XCode is not bad either, and integration with CMake is even better than in KDevelop and Visual Studio.

It's... the rest that needs working. For example, I can't figure out how to write Japanese or Italian characters in UTF-8; languages get their fixed preferential encoding and that's all. File browsing it's clumsy, application management is worse, and I really feel the lack of a simple "launch application" box (like [start] on windows or [K] on KDE, or [Applications] on Gnome and so on).

Last but not least, the thing I was the most interested to, PackageMaker, is possibly the worst piece of software I have ever seen. It looks like an amateur first post-tutorial GUI application try, and even not a very successful one. Both application logic and implementation are deeply bugged, and the new directory-full-of-xml format for package definition files it's a pain in the a**. Finally... there ISN'T ANY UNINSTALL option. Not even the ability to place a personalized "uninstall" script in the package. There's really nothing good to save of it, (possibly the package GUI generator, but it's too static and fixed to be really good), and it's a good candidate for a complete rewrite.

Thursday, September 25, 2008

You work several hours per day in your office. It's probably the place you see the most of the time. Making it a nice place to be in doesn't just help your work, but also your life in general. Thinking so, I decided to place a print of one of my favorite print artists in my office: Hokusai's famous "wave":


I always found Hokusai genial in the simplicity of its representation and in the power of the emotions he transmits. And he's so ironic; even in this print, which is so dense, those small fisher boas with all those even smaller fishers looking down towards the waters, rather than up towards the wave... A metaphor of mankind, or maybe just a metaphor of "people", searching for safety and comfort right beside them while tragedy is falling upon. Yet, even when talking about the magnificence of nature, or about the powerlessness of mankind, Hokusai is always smiling. And it's not a sad smile, or a sardonic smile, it's not derision. It's just fun, the fun you have while watching a funny comedy where the characters keep struggling against bad luck.

Well; other than that I am happy that all my colleagues have praised the artist and my idea to place it in our office :-)

Tuesday, September 23, 2008

And with them, full blown tabular programming.

I just need to add some API level method to the Table class; everything at VM level is ready.

With the last round, methods called from dynamic bindings in arrays can access the calling array through the "self" keyword. This lets to build dynamic objects (and classes) not unlike LUA programmers are accustomed to do, but in Falcon there is a significant shift. If an array is part of a table, that is, if it's a row, then properties are taken from the table, and they resolve into an item of the array. So, while bindings stay outside (or besides) the array, table properties lie inside the array itself. Still, a method can access the owning array, and indirectly the owning table, via the "self" item.

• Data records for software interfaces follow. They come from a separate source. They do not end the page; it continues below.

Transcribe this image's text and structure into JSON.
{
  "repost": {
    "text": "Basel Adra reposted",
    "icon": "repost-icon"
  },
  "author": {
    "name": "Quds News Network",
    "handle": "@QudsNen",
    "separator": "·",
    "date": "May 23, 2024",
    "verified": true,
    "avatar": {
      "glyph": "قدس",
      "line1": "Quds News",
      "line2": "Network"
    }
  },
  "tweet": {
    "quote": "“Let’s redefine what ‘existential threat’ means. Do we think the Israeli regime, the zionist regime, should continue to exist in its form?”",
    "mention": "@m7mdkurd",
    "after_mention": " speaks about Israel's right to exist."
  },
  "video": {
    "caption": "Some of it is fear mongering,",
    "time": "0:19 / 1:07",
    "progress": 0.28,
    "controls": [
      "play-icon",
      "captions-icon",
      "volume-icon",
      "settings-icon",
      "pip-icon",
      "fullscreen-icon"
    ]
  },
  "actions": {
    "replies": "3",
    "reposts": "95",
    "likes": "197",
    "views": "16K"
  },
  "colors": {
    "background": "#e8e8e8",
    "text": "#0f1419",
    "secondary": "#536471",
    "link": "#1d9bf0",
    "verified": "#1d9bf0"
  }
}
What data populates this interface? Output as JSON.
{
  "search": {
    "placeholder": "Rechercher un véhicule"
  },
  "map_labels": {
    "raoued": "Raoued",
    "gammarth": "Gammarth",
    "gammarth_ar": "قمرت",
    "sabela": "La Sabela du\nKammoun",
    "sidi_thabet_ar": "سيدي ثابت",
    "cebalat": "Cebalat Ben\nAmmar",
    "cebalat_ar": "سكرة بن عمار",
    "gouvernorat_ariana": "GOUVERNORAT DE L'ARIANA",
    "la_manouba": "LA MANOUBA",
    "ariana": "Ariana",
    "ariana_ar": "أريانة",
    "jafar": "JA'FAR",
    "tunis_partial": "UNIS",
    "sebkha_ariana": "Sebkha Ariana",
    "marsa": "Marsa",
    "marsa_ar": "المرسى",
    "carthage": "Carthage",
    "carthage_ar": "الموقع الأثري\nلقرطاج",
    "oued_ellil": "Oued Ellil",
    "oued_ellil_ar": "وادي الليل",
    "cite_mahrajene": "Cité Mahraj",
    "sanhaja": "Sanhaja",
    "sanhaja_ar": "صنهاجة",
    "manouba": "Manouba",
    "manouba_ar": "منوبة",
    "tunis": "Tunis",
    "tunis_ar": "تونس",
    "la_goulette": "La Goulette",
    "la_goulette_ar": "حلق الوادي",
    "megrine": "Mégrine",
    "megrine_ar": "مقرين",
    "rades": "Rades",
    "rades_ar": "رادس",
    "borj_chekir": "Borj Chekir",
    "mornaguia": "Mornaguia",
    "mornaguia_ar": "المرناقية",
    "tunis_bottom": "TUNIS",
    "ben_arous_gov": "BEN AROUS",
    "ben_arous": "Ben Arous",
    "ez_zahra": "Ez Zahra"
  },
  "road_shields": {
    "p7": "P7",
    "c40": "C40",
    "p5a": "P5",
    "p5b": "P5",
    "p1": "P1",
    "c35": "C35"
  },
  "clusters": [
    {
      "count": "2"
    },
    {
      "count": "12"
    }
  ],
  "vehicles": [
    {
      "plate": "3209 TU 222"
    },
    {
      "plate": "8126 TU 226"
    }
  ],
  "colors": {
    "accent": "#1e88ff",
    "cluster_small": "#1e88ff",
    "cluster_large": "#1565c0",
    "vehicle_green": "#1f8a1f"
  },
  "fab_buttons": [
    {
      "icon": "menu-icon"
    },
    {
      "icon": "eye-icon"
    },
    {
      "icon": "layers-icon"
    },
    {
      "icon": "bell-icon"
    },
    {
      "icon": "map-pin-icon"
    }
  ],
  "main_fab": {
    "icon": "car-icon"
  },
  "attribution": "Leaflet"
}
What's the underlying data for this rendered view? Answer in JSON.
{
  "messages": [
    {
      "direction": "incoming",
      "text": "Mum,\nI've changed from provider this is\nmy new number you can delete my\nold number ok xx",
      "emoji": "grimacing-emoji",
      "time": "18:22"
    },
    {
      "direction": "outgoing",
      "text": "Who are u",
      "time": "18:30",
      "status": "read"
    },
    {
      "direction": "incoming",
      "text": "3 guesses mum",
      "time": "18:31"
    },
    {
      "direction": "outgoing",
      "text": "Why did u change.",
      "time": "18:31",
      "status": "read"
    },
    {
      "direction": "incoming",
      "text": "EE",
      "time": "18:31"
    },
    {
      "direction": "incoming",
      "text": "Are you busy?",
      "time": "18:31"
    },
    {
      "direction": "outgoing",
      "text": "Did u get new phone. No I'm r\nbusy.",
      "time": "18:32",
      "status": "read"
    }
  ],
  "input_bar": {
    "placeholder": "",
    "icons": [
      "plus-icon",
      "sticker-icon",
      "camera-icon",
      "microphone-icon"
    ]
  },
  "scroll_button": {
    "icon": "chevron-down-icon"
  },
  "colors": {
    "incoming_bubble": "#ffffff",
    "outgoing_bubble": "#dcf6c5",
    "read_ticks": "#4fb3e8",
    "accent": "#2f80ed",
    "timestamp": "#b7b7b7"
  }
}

Sunday, September 14, 2008

It's official. Falcon will be in the next number of Linux Journal; I wrote the article, but LJ editorialists have selected it to be rightfully standing besides the top news: an interview to Guido Van Rossum on Python 3000.

The issue preview.

Falcon gained also some square centimetres on the front cover.

I cannot reproduce the article for obvious reasons; it's just a generic introduction and an exert of the "showdown" document, with some of the most coolest differential features outlined in the last part.

I kept silent up to the moment I received the 3 copies of the magazine at home as an article writer; I didn't want to burn the article in any way. After the issue is out, I will finally set for some serious media strategy by contacting more magazines and PC related media. Things are ready to welcome a first group of wilful developers and users, so it is now high time for the Falcon to fly.